## About this exercise
Check every line below for the string "title", and copy the lines that contain it.

## Data
[Start of section]

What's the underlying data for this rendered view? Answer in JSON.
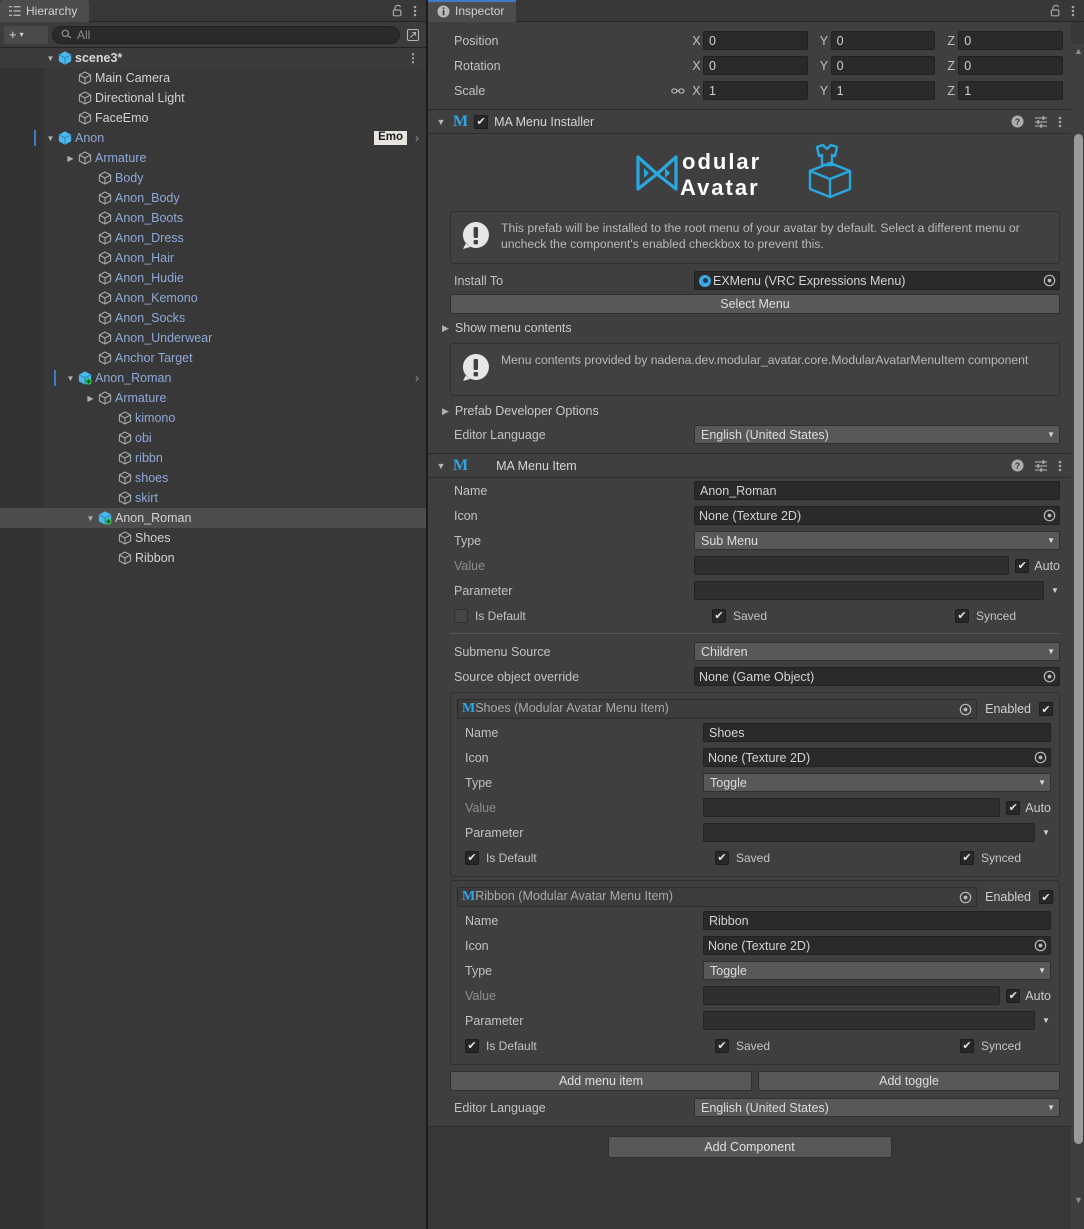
{
  "hierarchy": {
    "tab_label": "Hierarchy",
    "tab_icon": "hierarchy-icon",
    "lock_icon": "lock-open-icon",
    "menu_icon": "kebab-menu-icon",
    "toolbar": {
      "create_label": "+",
      "create_dropdown_arrow": "▾",
      "search_placeholder": "All",
      "search_value": "",
      "search_icon": "search-icon",
      "expand_icon": "open-in-new-icon"
    },
    "scene": {
      "name": "scene3*",
      "twisty": "▼",
      "row_menu": "⋮"
    },
    "items": [
      {
        "label": "Main Camera",
        "depth": 2,
        "twisty": "",
        "icon": "cube-icon",
        "color": "white",
        "badge": "",
        "chevron": false
      },
      {
        "label": "Directional Light",
        "depth": 2,
        "twisty": "",
        "icon": "cube-icon",
        "color": "white",
        "badge": "",
        "chevron": false
      },
      {
        "label": "FaceEmo",
        "depth": 2,
        "twisty": "",
        "icon": "cube-icon",
        "color": "white",
        "badge": "",
        "chevron": false
      },
      {
        "label": "Anon",
        "depth": 1,
        "twisty": "▼",
        "icon": "prefab-cube-icon",
        "color": "prefab",
        "badge": "Emo",
        "chevron": true
      },
      {
        "label": "Armature",
        "depth": 2,
        "twisty": "▶",
        "icon": "cube-icon",
        "color": "prefab",
        "badge": "",
        "chevron": false
      },
      {
        "label": "Body",
        "depth": 3,
        "twisty": "",
        "icon": "cube-icon",
        "color": "prefab",
        "badge": "",
        "chevron": false
      },
      {
        "label": "Anon_Body",
        "depth": 3,
        "twisty": "",
        "icon": "cube-icon",
        "color": "prefab",
        "badge": "",
        "chevron": false
      },
      {
        "label": "Anon_Boots",
        "depth": 3,
        "twisty": "",
        "icon": "cube-icon",
        "color": "prefab",
        "badge": "",
        "chevron": false
      },
      {
        "label": "Anon_Dress",
        "depth": 3,
        "twisty": "",
        "icon": "cube-icon",
        "color": "prefab",
        "badge": "",
        "chevron": false
      },
      {
        "label": "Anon_Hair",
        "depth": 3,
        "twisty": "",
        "icon": "cube-icon",
        "color": "prefab",
        "badge": "",
        "chevron": false
      },
      {
        "label": "Anon_Hudie",
        "depth": 3,
        "twisty": "",
        "icon": "cube-icon",
        "color": "prefab",
        "badge": "",
        "chevron": false
      },
      {
        "label": "Anon_Kemono",
        "depth": 3,
        "twisty": "",
        "icon": "cube-icon",
        "color": "prefab",
        "badge": "",
        "chevron": false
      },
      {
        "label": "Anon_Socks",
        "depth": 3,
        "twisty": "",
        "icon": "cube-icon",
        "color": "prefab",
        "badge": "",
        "chevron": false
      },
      {
        "label": "Anon_Underwear",
        "depth": 3,
        "twisty": "",
        "icon": "cube-icon",
        "color": "prefab",
        "badge": "",
        "chevron": false
      },
      {
        "label": "Anchor Target",
        "depth": 3,
        "twisty": "",
        "icon": "cube-icon",
        "color": "prefab",
        "badge": "",
        "chevron": false
      },
      {
        "label": "Anon_Roman",
        "depth": 2,
        "twisty": "▼",
        "icon": "prefab-variant-icon",
        "color": "prefab",
        "badge": "",
        "chevron": true
      },
      {
        "label": "Armature",
        "depth": 3,
        "twisty": "▶",
        "icon": "cube-icon",
        "color": "prefab",
        "badge": "",
        "chevron": false
      },
      {
        "label": "kimono",
        "depth": 4,
        "twisty": "",
        "icon": "cube-icon",
        "color": "prefab",
        "badge": "",
        "chevron": false
      },
      {
        "label": "obi",
        "depth": 4,
        "twisty": "",
        "icon": "cube-icon",
        "color": "prefab",
        "badge": "",
        "chevron": false
      },
      {
        "label": "ribbn",
        "depth": 4,
        "twisty": "",
        "icon": "cube-icon",
        "color": "prefab",
        "badge": "",
        "chevron": false
      },
      {
        "label": "shoes",
        "depth": 4,
        "twisty": "",
        "icon": "cube-icon",
        "color": "prefab",
        "badge": "",
        "chevron": false
      },
      {
        "label": "skirt",
        "depth": 4,
        "twisty": "",
        "icon": "cube-icon",
        "color": "prefab",
        "badge": "",
        "chevron": false
      },
      {
        "label": "Anon_Roman",
        "depth": 3,
        "twisty": "▼",
        "icon": "prefab-variant-icon",
        "color": "white",
        "badge": "",
        "chevron": false,
        "selected": true
      },
      {
        "label": "Shoes",
        "depth": 4,
        "twisty": "",
        "icon": "cube-icon",
        "color": "white",
        "badge": "",
        "chevron": false
      },
      {
        "label": "Ribbon",
        "depth": 4,
        "twisty": "",
        "icon": "cube-icon",
        "color": "white",
        "badge": "",
        "chevron": false
      }
    ]
  },
  "inspector": {
    "tab_label": "Inspector",
    "tab_icon": "info-icon",
    "lock_icon": "lock-open-icon",
    "menu_icon": "kebab-menu-icon",
    "transform": {
      "rows": [
        {
          "label": "Position",
          "x": "0",
          "y": "0",
          "z": "0",
          "link": false
        },
        {
          "label": "Rotation",
          "x": "0",
          "y": "0",
          "z": "0",
          "link": false
        },
        {
          "label": "Scale",
          "x": "1",
          "y": "1",
          "z": "1",
          "link": true
        }
      ],
      "axis_x": "X",
      "axis_y": "Y",
      "axis_z": "Z"
    },
    "menu_installer": {
      "fold": "▼",
      "component_glyph": "M",
      "enabled": true,
      "title": "MA Menu Installer",
      "help_icon": "help-icon",
      "preset_icon": "preset-icon",
      "kebab_icon": "kebab-menu-icon",
      "logo": {
        "mark": "butterfly-mark",
        "line1": "odular",
        "line2": "Avatar",
        "box": "avatar-box-icon"
      },
      "notice": "This prefab will be installed to the root menu of your avatar by default. Select a different menu or uncheck the component's enabled checkbox to prevent this.",
      "install_to_label": "Install To",
      "install_to_value": "EXMenu (VRC Expressions Menu)",
      "install_to_icon": "vrc-menu-icon",
      "select_menu_button": "Select Menu",
      "show_menu_contents_label": "Show menu contents",
      "show_menu_contents_fold": "▶",
      "menu_contents_notice": "Menu contents provided by nadena.dev.modular_avatar.core.ModularAvatarMenuItem component",
      "prefab_dev_options_label": "Prefab Developer Options",
      "prefab_dev_options_fold": "▶",
      "editor_language_label": "Editor Language",
      "editor_language_value": "English (United States)"
    },
    "menu_item": {
      "fold": "▼",
      "component_glyph": "M",
      "title": "MA Menu Item",
      "help_icon": "help-icon",
      "preset_icon": "preset-icon",
      "kebab_icon": "kebab-menu-icon",
      "name_label": "Name",
      "name_value": "Anon_Roman",
      "icon_label": "Icon",
      "icon_value": "None (Texture 2D)",
      "type_label": "Type",
      "type_value": "Sub Menu",
      "value_label": "Value",
      "value_value": "",
      "auto_label": "Auto",
      "auto_checked": true,
      "parameter_label": "Parameter",
      "parameter_value": "",
      "is_default_label": "Is Default",
      "is_default_checked": false,
      "saved_label": "Saved",
      "saved_checked": true,
      "synced_label": "Synced",
      "synced_checked": true,
      "submenu_source_label": "Submenu Source",
      "submenu_source_value": "Children",
      "source_object_override_label": "Source object override",
      "source_object_override_value": "None (Game Object)",
      "children": [
        {
          "header_glyph": "M",
          "header_text": "Shoes (Modular Avatar Menu Item)",
          "enabled_label": "Enabled",
          "enabled_checked": true,
          "name_label": "Name",
          "name_value": "Shoes",
          "icon_label": "Icon",
          "icon_value": "None (Texture 2D)",
          "type_label": "Type",
          "type_value": "Toggle",
          "value_label": "Value",
          "value_value": "",
          "auto_label": "Auto",
          "auto_checked": true,
          "parameter_label": "Parameter",
          "parameter_value": "",
          "is_default_label": "Is Default",
          "is_default_checked": true,
          "saved_label": "Saved",
          "saved_checked": true,
          "synced_label": "Synced",
          "synced_checked": true
        },
        {
          "header_glyph": "M",
          "header_text": "Ribbon (Modular Avatar Menu Item)",
          "enabled_label": "Enabled",
          "enabled_checked": true,
          "name_label": "Name",
          "name_value": "Ribbon",
          "icon_label": "Icon",
          "icon_value": "None (Texture 2D)",
          "type_label": "Type",
          "type_value": "Toggle",
          "value_label": "Value",
          "value_value": "",
          "auto_label": "Auto",
          "auto_checked": true,
          "parameter_label": "Parameter",
          "parameter_value": "",
          "is_default_label": "Is Default",
          "is_default_checked": true,
          "saved_label": "Saved",
          "saved_checked": true,
          "synced_label": "Synced",
          "synced_checked": true
        }
      ],
      "add_menu_item_button": "Add menu item",
      "add_toggle_button": "Add toggle",
      "editor_language_label": "Editor Language",
      "editor_language_value": "English (United States)"
    },
    "add_component_button": "Add Component"
  },
  "colors": {
    "accent_blue": "#2ea6e8",
    "tab_selected_underline": "#3d7cc9",
    "prefab_text": "#8fa8d8",
    "panel_bg": "#383838",
    "field_bg": "#2a2a2a"
  }
}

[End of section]

## Task solution
      "title": "MA Menu Installer",
      "title": "MA Menu Item",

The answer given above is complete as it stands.